  • The confusion matrix calculation algorithm requires non-zero confidence values, so we fill them with 1 for each of our detections.

The resulting mAP50:95 value we obtained was 0.52. For comparison, training YOLOv8 version S on the same dataset yielded 0.9. Our training session lasted only 10 epochs and the loss was still decreasing at the time of interruption. It is possible that we could achieve a better mAP value by training the model for a longer duration.

Figure 10. The confusion matrix resulted from a benchmark of the fine-tuned Florence-2 model on a validation subset of the custom dataset.

The resulting confusion matrix also looks satisfactory. The vast majority of detections are on the diagonal of our matrix, meaning both the bounding box and the class of our detection are correct. 

Generally, we see that if the model detects objects, it does so with the class we expect. Class confusion is rare. Our errors are primarily related to false negatives.

Finally, we verified whether our model could still detect the base classes on which it was pre-trained after completing the training. Models like Florence-2 or PaliGemma may lose some of the capabilities of the pre-trained model as a result of fine-tuning. 

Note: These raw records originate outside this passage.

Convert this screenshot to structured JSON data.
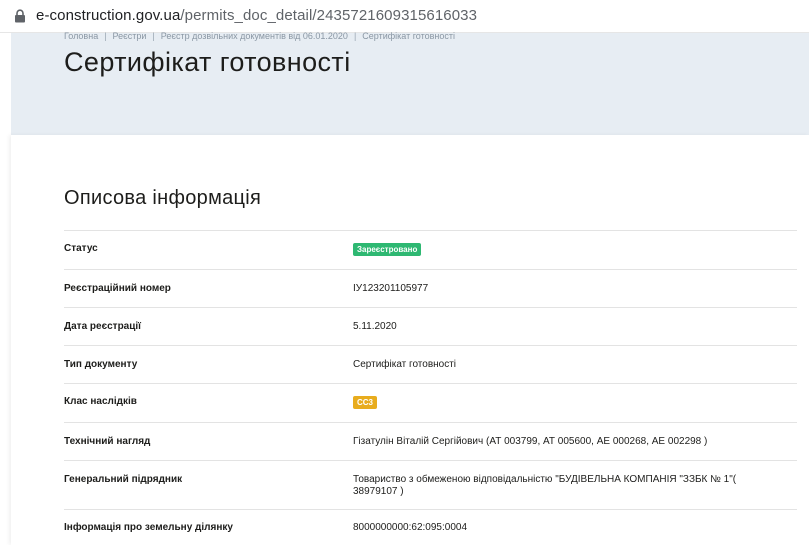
{
  "browser": {
    "url_host": "e-construction.gov.ua",
    "url_path": "/permits_doc_detail/2435721609315616033"
  },
  "breadcrumb": [
    "Головна",
    "Реєстри",
    "Реєстр дозвільних документів від 06.01.2020",
    "Сертифікат готовності"
  ],
  "page_title": "Сертифікат готовності",
  "section_title": "Описова інформація",
  "rows": [
    {
      "label": "Статус",
      "value": "Зареєстровано",
      "badge": "green"
    },
    {
      "label": "Реєстраційний номер",
      "value": "ІУ123201105977"
    },
    {
      "label": "Дата реєстрації",
      "value": "5.11.2020"
    },
    {
      "label": "Тип документу",
      "value": "Сертифікат готовності"
    },
    {
      "label": "Клас наслідків",
      "value": "СС3",
      "badge": "yellow"
    },
    {
      "label": "Технічний нагляд",
      "value": "Гізатулін Віталій Сергійович (АТ 003799, АТ 005600, АЕ 000268, АЕ 002298 )"
    },
    {
      "label": "Генеральний підрядник",
      "value": "Товариство з обмеженою відповідальністю \"БУДІВЕЛЬНА КОМПАНІЯ \"ЗЗБК № 1\"( 38979107 )"
    },
    {
      "label": "Інформація про земельну ділянку",
      "value": "8000000000:62:095:0004"
    }
  ],
  "colors": {
    "hero_bg": "#e7edf3",
    "status_green": "#2eb872",
    "class_yellow": "#e8ac1d"
  },
  "icons": {
    "address_bar": "lock-icon"
  }
}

Figure 11. Test of fine-tuned Florence-2 capabilities on Object Detection task on image not belonging to the custom dataset. The model can still detect COCO classes.

Our test is hardly extensive - it's just one image - but it seems that the model can still detect classes from the COCO dataset.

Conclusion

Florence-2 is an excellent model with a wide range of supported tasks out of the box. However, if the pre-trained model lacks knowledge about the objects we are looking for, it is possible to fine-tune the model on a custom dataset.

Florence-2 performs worse as a detection model than models created solely for this purpose, such as the latest YOLO models. However, even if it achieves a lower mAP, it has several advantages:

  • The fine-tuned model can still detect base classes belonging to the COCO dataset. This can be useful, for example, if we are building an app capable of detecting cars and license plates, we no longer need two separate models. The fine-tuned Florence-2 can detect both classes.
  • Florence-2 can perform multiple tasks. Continuing our example with the app that detects cars and license plates, if we additionally want to read the license plate number, we still only need one model. Florence-2 can perform OCR, among other things, and is very good at it.
Figure 12. An example of Florence-2's capabilities on the Object Character Recognition (OCR) task. Source: X post by Dylan Freedman.

Additionally, fine-tuning Florence-2 for object detection is less time-intensive than PaliGemma, especially if there is more than one object in the images belonging to our dataset or if our dataset contains many classes.